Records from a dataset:
######
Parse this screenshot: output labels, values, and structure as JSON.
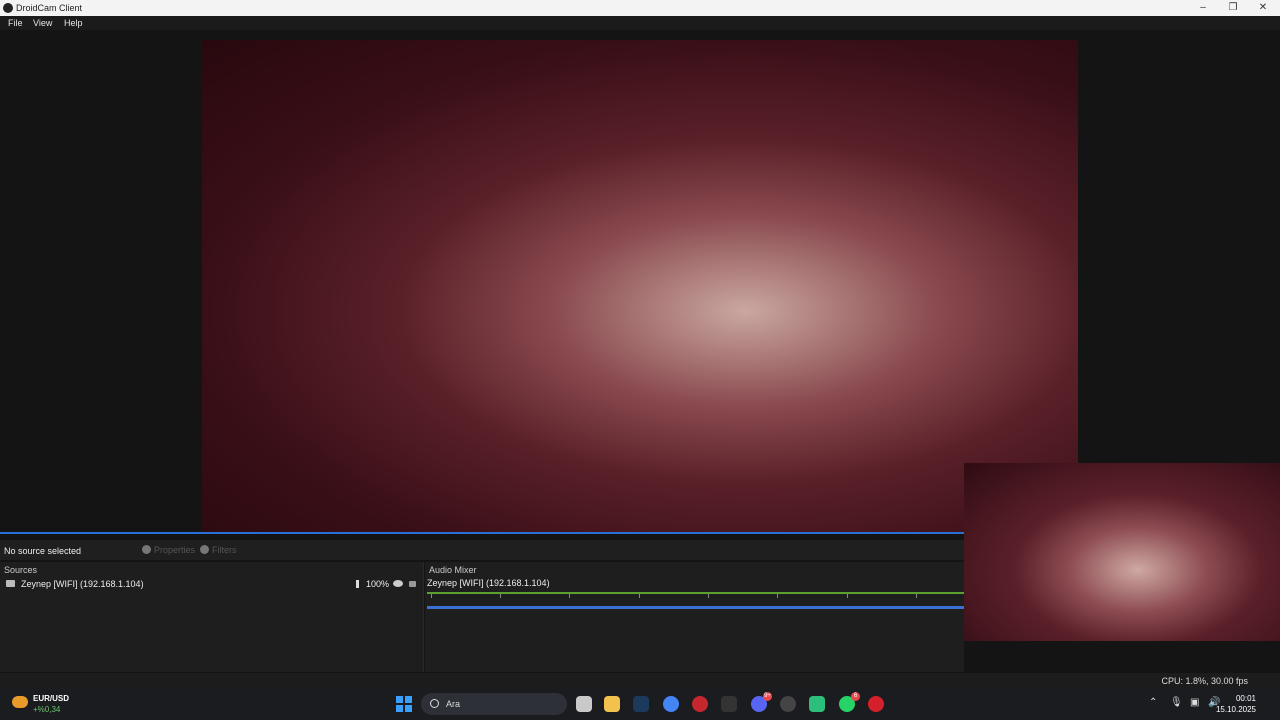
{
  "window": {
    "title": "DroidCam Client",
    "controls": [
      "–",
      "❐",
      "✕"
    ]
  },
  "menu": [
    "File",
    "View",
    "Help"
  ],
  "toolbar": {
    "no_source": "No source selected",
    "properties": "Properties",
    "filters": "Filters"
  },
  "sources": {
    "header": "Sources",
    "item_name": "Zeynep [WIFI] (192.168.1.104)",
    "volume": "100%"
  },
  "mixer": {
    "header": "Audio Mixer",
    "channel": "Zeynep [WIFI] (192.168.1.104)",
    "scale": [
      "-60",
      "-50",
      "-40",
      "-30",
      "-20",
      "-15",
      "-10",
      "-5",
      "0"
    ]
  },
  "status": {
    "cpu": "CPU: 1.8%, 30.00 fps"
  },
  "taskbar": {
    "fx_pair": "EUR/USD",
    "fx_change": "+%0,34",
    "search_placeholder": "Ara",
    "discord_badge": "9+",
    "whatsapp_badge": "6",
    "time": "00:01",
    "date": "15.10.2025"
  }
}
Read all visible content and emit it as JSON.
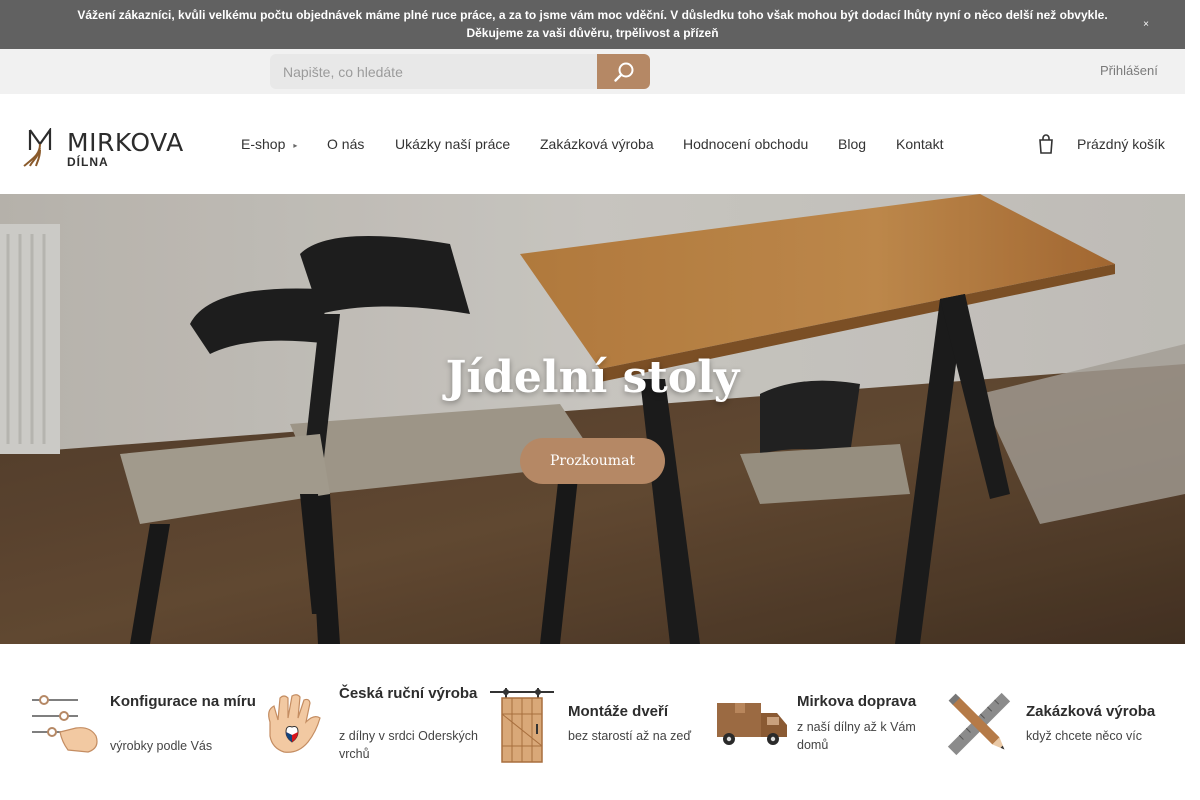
{
  "notice": {
    "line1": "Vážení zákazníci, kvůli velkému počtu objednávek máme plné ruce práce, a za to jsme vám moc vděční. V důsledku toho však mohou být dodací lhůty nyní o něco delší než obvykle.",
    "line2": "Děkujeme za vaši důvěru, trpělivost a přízeň",
    "close_glyph": "×"
  },
  "search": {
    "placeholder": "Napište, co hledáte"
  },
  "account": {
    "login_label": "Přihlášení"
  },
  "logo": {
    "name": "MIRKOVA",
    "subtitle": "DÍLNA"
  },
  "nav": {
    "items": [
      {
        "label": "E-shop",
        "has_dropdown": true
      },
      {
        "label": "O nás"
      },
      {
        "label": "Ukázky naší práce"
      },
      {
        "label": "Zakázková výroba"
      },
      {
        "label": "Hodnocení obchodu"
      },
      {
        "label": "Blog"
      },
      {
        "label": "Kontakt"
      }
    ],
    "dropdown_glyph": "▸"
  },
  "cart": {
    "label": "Prázdný košík"
  },
  "hero": {
    "title": "Jídelní stoly",
    "button": "Prozkoumat"
  },
  "features": [
    {
      "icon": "sliders-hand-icon",
      "title": "Konfigurace na míru",
      "subtitle": "výrobky podle Vás"
    },
    {
      "icon": "czech-heart-hand-icon",
      "title": "Česká ruční výroba",
      "subtitle": "z dílny v srdci Oderských vrchů"
    },
    {
      "icon": "sliding-door-icon",
      "title": "Montáže dveří",
      "subtitle": "bez starostí až na zeď"
    },
    {
      "icon": "delivery-truck-icon",
      "title": "Mirkova doprava",
      "subtitle": "z naší dílny až k Vám domů"
    },
    {
      "icon": "ruler-pencil-icon",
      "title": "Zakázková výroba",
      "subtitle": "když chcete něco víc"
    }
  ],
  "colors": {
    "accent": "#b58865",
    "notice_bg": "#616161",
    "topbar_bg": "#f1f1f1"
  }
}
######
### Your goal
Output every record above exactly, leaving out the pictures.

### Answer to this exercise
Parse this screenshot: output labels, values, and structure as JSON.
{
  "window": {
    "title": "DroidCam Client",
    "controls": [
      "–",
      "❐",
      "✕"
    ]
  },
  "menu": [
    "File",
    "View",
    "Help"
  ],
  "toolbar": {
    "no_source": "No source selected",
    "properties": "Properties",
    "filters": "Filters"
  },
  "sources": {
    "header": "Sources",
    "item_name": "Zeynep [WIFI] (192.168.1.104)",
    "volume": "100%"
  },
  "mixer": {
    "header": "Audio Mixer",
    "channel": "Zeynep [WIFI] (192.168.1.104)",
    "scale": [
      "-60",
      "-50",
      "-40",
      "-30",
      "-20",
      "-15",
      "-10",
      "-5",
      "0"
    ]
  },
  "status": {
    "cpu": "CPU: 1.8%, 30.00 fps"
  },
  "taskbar": {
    "fx_pair": "EUR/USD",
    "fx_change": "+%0,34",
    "search_placeholder": "Ara",
    "discord_badge": "9+",
    "whatsapp_badge": "6",
    "time": "00:01",
    "date": "15.10.2025"
  }
}
Read all visible content and emit it as JSON.
{
  "notice": {
    "line1": "Vážení zákazníci, kvůli velkému počtu objednávek máme plné ruce práce, a za to jsme vám moc vděční. V důsledku toho však mohou být dodací lhůty nyní o něco delší než obvykle.",
    "line2": "Děkujeme za vaši důvěru, trpělivost a přízeň",
    "close_glyph": "×"
  },
  "search": {
    "placeholder": "Napište, co hledáte"
  },
  "account": {
    "login_label": "Přihlášení"
  },
  "logo": {
    "name": "MIRKOVA",
    "subtitle": "DÍLNA"
  },
  "nav": {
    "items": [
      {
        "label": "E-shop",
        "has_dropdown": true
      },
      {
        "label": "O nás"
      },
      {
        "label": "Ukázky naší práce"
      },
      {
        "label": "Zakázková výroba"
      },
      {
        "label": "Hodnocení obchodu"
      },
      {
        "label": "Blog"
      },
      {
        "label": "Kontakt"
      }
    ],
    "dropdown_glyph": "▸"
  },
  "cart": {
    "label": "Prázdný košík"
  },
  "hero": {
    "title": "Jídelní stoly",
    "button": "Prozkoumat"
  },
  "features": [
    {
      "icon": "sliders-hand-icon",
      "title": "Konfigurace na míru",
      "subtitle": "výrobky podle Vás"
    },
    {
      "icon": "czech-heart-hand-icon",
      "title": "Česká ruční výroba",
      "subtitle": "z dílny v srdci Oderských vrchů"
    },
    {
      "icon": "sliding-door-icon",
      "title": "Montáže dveří",
      "subtitle": "bez starostí až na zeď"
    },
    {
      "icon": "delivery-truck-icon",
      "title": "Mirkova doprava",
      "subtitle": "z naší dílny až k Vám domů"
    },
    {
      "icon": "ruler-pencil-icon",
      "title": "Zakázková výroba",
      "subtitle": "když chcete něco víc"
    }
  ],
  "colors": {
    "accent": "#b58865",
    "notice_bg": "#616161",
    "topbar_bg": "#f1f1f1"
  }
}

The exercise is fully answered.